- [Assignment]:
The response should consist of the records that follow, printed exactly.

- [Extracted information]:
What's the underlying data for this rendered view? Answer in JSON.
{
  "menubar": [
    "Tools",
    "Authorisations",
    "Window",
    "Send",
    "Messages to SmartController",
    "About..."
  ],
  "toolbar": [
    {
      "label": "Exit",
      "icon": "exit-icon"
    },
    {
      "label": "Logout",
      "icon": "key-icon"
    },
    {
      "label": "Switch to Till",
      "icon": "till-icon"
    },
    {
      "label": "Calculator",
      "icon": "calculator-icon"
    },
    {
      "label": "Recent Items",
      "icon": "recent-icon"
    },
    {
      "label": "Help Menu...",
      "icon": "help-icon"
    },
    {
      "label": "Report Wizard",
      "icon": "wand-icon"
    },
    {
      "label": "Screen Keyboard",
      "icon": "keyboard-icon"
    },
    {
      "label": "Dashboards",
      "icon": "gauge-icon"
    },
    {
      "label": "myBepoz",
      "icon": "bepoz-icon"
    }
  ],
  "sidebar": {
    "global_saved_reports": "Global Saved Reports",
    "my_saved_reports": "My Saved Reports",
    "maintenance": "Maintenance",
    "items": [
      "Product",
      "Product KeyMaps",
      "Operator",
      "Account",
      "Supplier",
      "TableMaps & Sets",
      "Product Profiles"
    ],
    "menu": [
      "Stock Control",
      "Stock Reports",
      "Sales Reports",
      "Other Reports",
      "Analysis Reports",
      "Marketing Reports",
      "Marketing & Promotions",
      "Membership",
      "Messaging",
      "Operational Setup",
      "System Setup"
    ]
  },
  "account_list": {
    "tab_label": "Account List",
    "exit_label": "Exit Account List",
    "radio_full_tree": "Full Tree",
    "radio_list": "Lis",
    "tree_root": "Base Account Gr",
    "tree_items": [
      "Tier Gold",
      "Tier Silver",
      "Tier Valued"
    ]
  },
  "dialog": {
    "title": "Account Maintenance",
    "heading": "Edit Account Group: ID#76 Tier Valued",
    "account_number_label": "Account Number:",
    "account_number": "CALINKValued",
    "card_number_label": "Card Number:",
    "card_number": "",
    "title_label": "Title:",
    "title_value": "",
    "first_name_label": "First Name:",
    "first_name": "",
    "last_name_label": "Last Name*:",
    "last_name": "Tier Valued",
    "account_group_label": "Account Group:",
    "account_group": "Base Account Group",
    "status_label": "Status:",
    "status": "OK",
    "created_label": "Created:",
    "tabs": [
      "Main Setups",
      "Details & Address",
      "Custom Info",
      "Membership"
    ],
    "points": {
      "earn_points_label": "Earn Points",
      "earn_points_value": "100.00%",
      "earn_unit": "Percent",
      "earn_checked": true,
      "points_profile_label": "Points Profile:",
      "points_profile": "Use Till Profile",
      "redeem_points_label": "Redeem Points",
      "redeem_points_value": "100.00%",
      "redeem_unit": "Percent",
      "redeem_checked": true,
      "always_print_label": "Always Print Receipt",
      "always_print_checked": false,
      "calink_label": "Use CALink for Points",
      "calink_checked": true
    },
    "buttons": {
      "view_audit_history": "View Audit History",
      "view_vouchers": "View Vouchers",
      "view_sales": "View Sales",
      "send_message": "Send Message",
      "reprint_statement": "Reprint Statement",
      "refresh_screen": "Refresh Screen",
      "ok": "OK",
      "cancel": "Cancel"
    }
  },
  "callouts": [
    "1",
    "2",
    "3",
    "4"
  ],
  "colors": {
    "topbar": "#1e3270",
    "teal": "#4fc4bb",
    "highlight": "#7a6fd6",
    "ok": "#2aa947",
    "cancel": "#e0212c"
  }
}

- [Answer to this task]:
What's the underlying data for this rendered view? Answer in JSON.
{
  "menubar": [
    "Tools",
    "Authorisations",
    "Window",
    "Send",
    "Messages to SmartController",
    "About..."
  ],
  "toolbar": [
    {
      "label": "Exit",
      "icon": "exit-icon"
    },
    {
      "label": "Logout",
      "icon": "key-icon"
    },
    {
      "label": "Switch to Till",
      "icon": "till-icon"
    },
    {
      "label": "Calculator",
      "icon": "calculator-icon"
    },
    {
      "label": "Recent Items",
      "icon": "recent-icon"
    },
    {
      "label": "Help Menu...",
      "icon": "help-icon"
    },
    {
      "label": "Report Wizard",
      "icon": "wand-icon"
    },
    {
      "label": "Screen Keyboard",
      "icon": "keyboard-icon"
    },
    {
      "label": "Dashboards",
      "icon": "gauge-icon"
    },
    {
      "label": "myBepoz",
      "icon": "bepoz-icon"
    }
  ],
  "sidebar": {
    "global_saved_reports": "Global Saved Reports",
    "my_saved_reports": "My Saved Reports",
    "maintenance": "Maintenance",
    "items": [
      "Product",
      "Product KeyMaps",
      "Operator",
      "Account",
      "Supplier",
      "TableMaps & Sets",
      "Product Profiles"
    ],
    "menu": [
      "Stock Control",
      "Stock Reports",
      "Sales Reports",
      "Other Reports",
      "Analysis Reports",
      "Marketing Reports",
      "Marketing & Promotions",
      "Membership",
      "Messaging",
      "Operational Setup",
      "System Setup"
    ]
  },
  "account_list": {
    "tab_label": "Account List",
    "exit_label": "Exit Account List",
    "radio_full_tree": "Full Tree",
    "radio_list": "Lis",
    "tree_root": "Base Account Gr",
    "tree_items": [
      "Tier Gold",
      "Tier Silver",
      "Tier Valued"
    ]
  },
  "dialog": {
    "title": "Account Maintenance",
    "heading": "Edit Account Group: ID#76 Tier Valued",
    "account_number_label": "Account Number:",
    "account_number": "CALINKValued",
    "card_number_label": "Card Number:",
    "card_number": "",
    "title_label": "Title:",
    "title_value": "",
    "first_name_label": "First Name:",
    "first_name": "",
    "last_name_label": "Last Name*:",
    "last_name": "Tier Valued",
    "account_group_label": "Account Group:",
    "account_group": "Base Account Group",
    "status_label": "Status:",
    "status": "OK",
    "created_label": "Created:",
    "tabs": [
      "Main Setups",
      "Details & Address",
      "Custom Info",
      "Membership"
    ],
    "points": {
      "earn_points_label": "Earn Points",
      "earn_points_value": "100.00%",
      "earn_unit": "Percent",
      "earn_checked": true,
      "points_profile_label": "Points Profile:",
      "points_profile": "Use Till Profile",
      "redeem_points_label": "Redeem Points",
      "redeem_points_value": "100.00%",
      "redeem_unit": "Percent",
      "redeem_checked": true,
      "always_print_label": "Always Print Receipt",
      "always_print_checked": false,
      "calink_label": "Use CALink for Points",
      "calink_checked": true
    },
    "buttons": {
      "view_audit_history": "View Audit History",
      "view_vouchers": "View Vouchers",
      "view_sales": "View Sales",
      "send_message": "Send Message",
      "reprint_statement": "Reprint Statement",
      "refresh_screen": "Refresh Screen",
      "ok": "OK",
      "cancel": "Cancel"
    }
  },
  "callouts": [
    "1",
    "2",
    "3",
    "4"
  ],
  "colors": {
    "topbar": "#1e3270",
    "teal": "#4fc4bb",
    "highlight": "#7a6fd6",
    "ok": "#2aa947",
    "cancel": "#e0212c"
  }
}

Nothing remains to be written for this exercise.